“This patronage system serves as the basic structure for the production, marketing, and distribution of palm oil. It connects significant actors in order to facilitate their businesses through legitimate mechanisms such as palm oil consortia, which usually consist of local strongmen, senior bureaucrats, and influential businessmen with close links to top national leaders,” the RRI report concluded.
Grassroots activists like Setra say that industrialists are also skilled at manipulating legal loopholes to continue expanding their plantations. For instance, the Indonesian government has imposed a moratorium on land clearing for new plantations, a bid to appease scientists, Western nations and citizens concerned about the gobbling up of rainforests for monocultures.
However, the ban only applies to new licenses, not existing ones, allowing companies with longstanding licenses to violate the law without question.
Even when the central government cracks down, activists say, companies use local connections with powerful politicians to undercut regulations.
“It is a vicious system that feeds on itself,” the indigenous activist tells IPS.
According to Bryson Ogden, RRI’s private sector analyst, “The structure of the industry is such that it leaves out local communities.”
“The biggest losers in this process were locals who lost their lands and livelihoods but have not been incorporated in the new economy on advantageous terms,” the RRI report said. “Indigenous peoples, subsistence farmers, and women were the most vulnerable groups, as well as smallholders owning and managing their own oil palm plots.”
But when locals try to take a stand for their rights, such campaigns result in the alienation of whole communities or, worse, the criminalization of their activities.
In July 2014, a protester was shot dead by police in South Kalimantan while taking part in a protest against palm oil expansion. Another such killing was reported on Feb. 28 in Jambi, located on the east coast of the island of Sumatra.
“The people who have lived off the land for generations become criminals because they want to preserve their way of life,” Setra laments.
She believes that as long as there is global demand for the oil without an accompanying international campaign to highlight the product’s impact on local people, companies are unlikely to change their mode of operation.
Others say the problem is a lack of data.
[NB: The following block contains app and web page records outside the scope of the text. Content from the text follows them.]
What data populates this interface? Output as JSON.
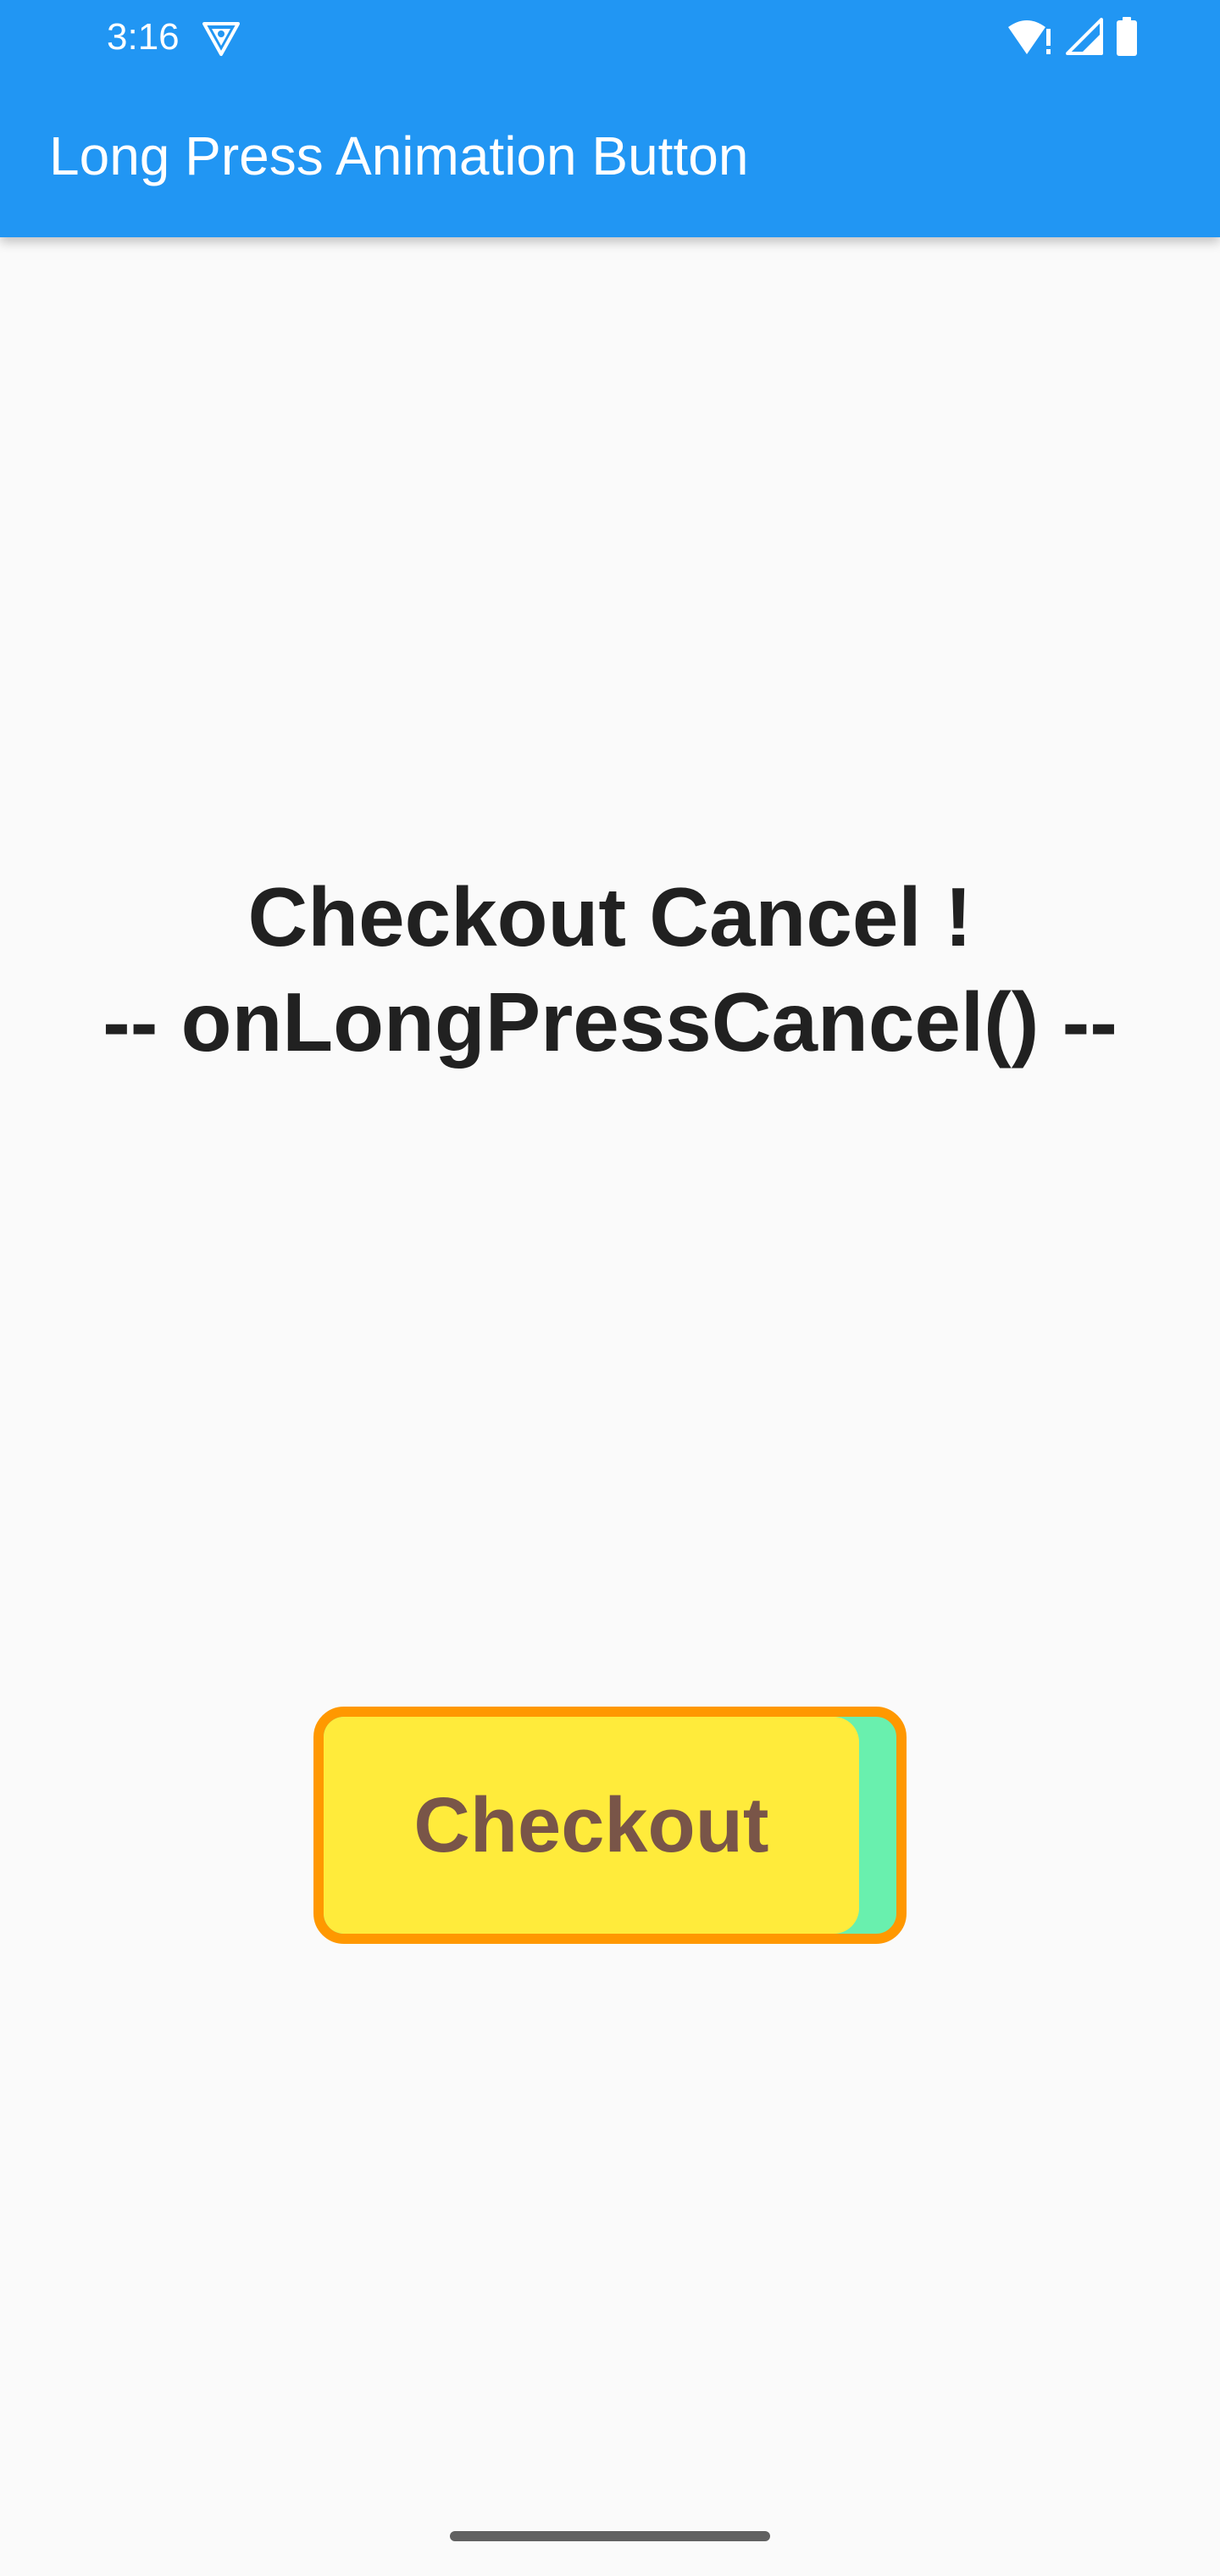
{
  "status_bar": {
    "time": "3:16",
    "app_icon": "shield-app-icon",
    "icons": [
      "wifi-alert-icon",
      "cellular-signal-icon",
      "battery-icon"
    ]
  },
  "app_bar": {
    "title": "Long Press Animation Button",
    "color": "#2196f3"
  },
  "message": {
    "line1": "Checkout Cancel !",
    "line2": "-- onLongPressCancel() --"
  },
  "checkout_button": {
    "label": "Checkout",
    "fill_color": "#ffeb3b",
    "progress_color": "#69f0ae",
    "border_color": "#ff9800",
    "text_color": "#795548"
  }
}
Scott Poynton, founder of The Forest Trust (TFT), an international environmental NGO, tells IPS that there is inadequate information on the socio-economic impacts of oil operations.
He says the focus on deforestation — in Indonesia and elsewhere — is a result of the tireless work of NGOs dedicated to the issue, combined with “easy-to-use tools like the World Resource Institute’s Global Forest Watch,” a mapping system that allow people to quickly and cheaply identify deforestation.
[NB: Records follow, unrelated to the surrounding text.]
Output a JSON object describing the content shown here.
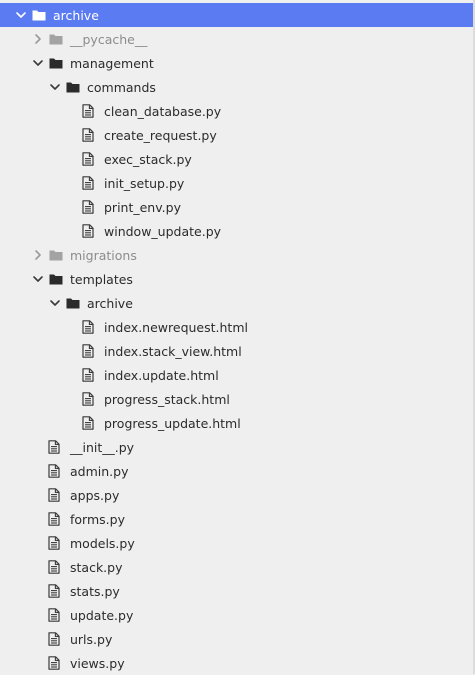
{
  "colors": {
    "selection": "#5b7bf2",
    "folder": "#2b2b2b",
    "folder_muted": "#a3a3a3",
    "text": "#2b2b2b",
    "text_muted": "#8c8c8c",
    "background": "#efefef"
  },
  "tree": [
    {
      "label": "archive",
      "kind": "folder",
      "depth": 0,
      "expanded": true,
      "selected": true,
      "muted": false
    },
    {
      "label": "__pycache__",
      "kind": "folder",
      "depth": 1,
      "expanded": false,
      "selected": false,
      "muted": true
    },
    {
      "label": "management",
      "kind": "folder",
      "depth": 1,
      "expanded": true,
      "selected": false,
      "muted": false
    },
    {
      "label": "commands",
      "kind": "folder",
      "depth": 2,
      "expanded": true,
      "selected": false,
      "muted": false
    },
    {
      "label": "clean_database.py",
      "kind": "file",
      "depth": 3,
      "selected": false,
      "muted": false
    },
    {
      "label": "create_request.py",
      "kind": "file",
      "depth": 3,
      "selected": false,
      "muted": false
    },
    {
      "label": "exec_stack.py",
      "kind": "file",
      "depth": 3,
      "selected": false,
      "muted": false
    },
    {
      "label": "init_setup.py",
      "kind": "file",
      "depth": 3,
      "selected": false,
      "muted": false
    },
    {
      "label": "print_env.py",
      "kind": "file",
      "depth": 3,
      "selected": false,
      "muted": false
    },
    {
      "label": "window_update.py",
      "kind": "file",
      "depth": 3,
      "selected": false,
      "muted": false
    },
    {
      "label": "migrations",
      "kind": "folder",
      "depth": 1,
      "expanded": false,
      "selected": false,
      "muted": true
    },
    {
      "label": "templates",
      "kind": "folder",
      "depth": 1,
      "expanded": true,
      "selected": false,
      "muted": false
    },
    {
      "label": "archive",
      "kind": "folder",
      "depth": 2,
      "expanded": true,
      "selected": false,
      "muted": false
    },
    {
      "label": "index.newrequest.html",
      "kind": "file",
      "depth": 3,
      "selected": false,
      "muted": false
    },
    {
      "label": "index.stack_view.html",
      "kind": "file",
      "depth": 3,
      "selected": false,
      "muted": false
    },
    {
      "label": "index.update.html",
      "kind": "file",
      "depth": 3,
      "selected": false,
      "muted": false
    },
    {
      "label": "progress_stack.html",
      "kind": "file",
      "depth": 3,
      "selected": false,
      "muted": false
    },
    {
      "label": "progress_update.html",
      "kind": "file",
      "depth": 3,
      "selected": false,
      "muted": false
    },
    {
      "label": "__init__.py",
      "kind": "file",
      "depth": 1,
      "selected": false,
      "muted": false
    },
    {
      "label": "admin.py",
      "kind": "file",
      "depth": 1,
      "selected": false,
      "muted": false
    },
    {
      "label": "apps.py",
      "kind": "file",
      "depth": 1,
      "selected": false,
      "muted": false
    },
    {
      "label": "forms.py",
      "kind": "file",
      "depth": 1,
      "selected": false,
      "muted": false
    },
    {
      "label": "models.py",
      "kind": "file",
      "depth": 1,
      "selected": false,
      "muted": false
    },
    {
      "label": "stack.py",
      "kind": "file",
      "depth": 1,
      "selected": false,
      "muted": false
    },
    {
      "label": "stats.py",
      "kind": "file",
      "depth": 1,
      "selected": false,
      "muted": false
    },
    {
      "label": "update.py",
      "kind": "file",
      "depth": 1,
      "selected": false,
      "muted": false
    },
    {
      "label": "urls.py",
      "kind": "file",
      "depth": 1,
      "selected": false,
      "muted": false
    },
    {
      "label": "views.py",
      "kind": "file",
      "depth": 1,
      "selected": false,
      "muted": false
    }
  ]
}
He says similar resources must be made available to those like Setra — grassroots leaders on the ground, who are able to monitor and report on social degradation caused by the palm oil sector.
As the United Nations and its member states move closer to finalizing the Sustainable Development Goals (SDGs) — the international community’s blueprint for development and poverty-reduction in the coming decades — Indonesia and the palm oil sector will be forced to reckon with the unsustainable nature of the mono-crop corporate model, and move toward a practice of inclusivity.
One of the primary topics informing the knowledge platform on the SDGs is the promise of Sustainable Consumption and Production (SCP), defined as “the use of services and related products, which respond to basic needs and bring a better quality of life while minimizing the use of natural resources […] so as not to jeopardize the needs of further generations.”
According to the World Wildlife Fund in the last three-and-a-half decades Indonesia and Malaysia lost a combination of 3.5 million hectares of forest to palm oil plantations.
Statistics like these suggest that nothing short of sweeping changes will be required to put indigenous people like Setra at the center of the debate, and build a sustainable future for palm oil production.
Inter Press Service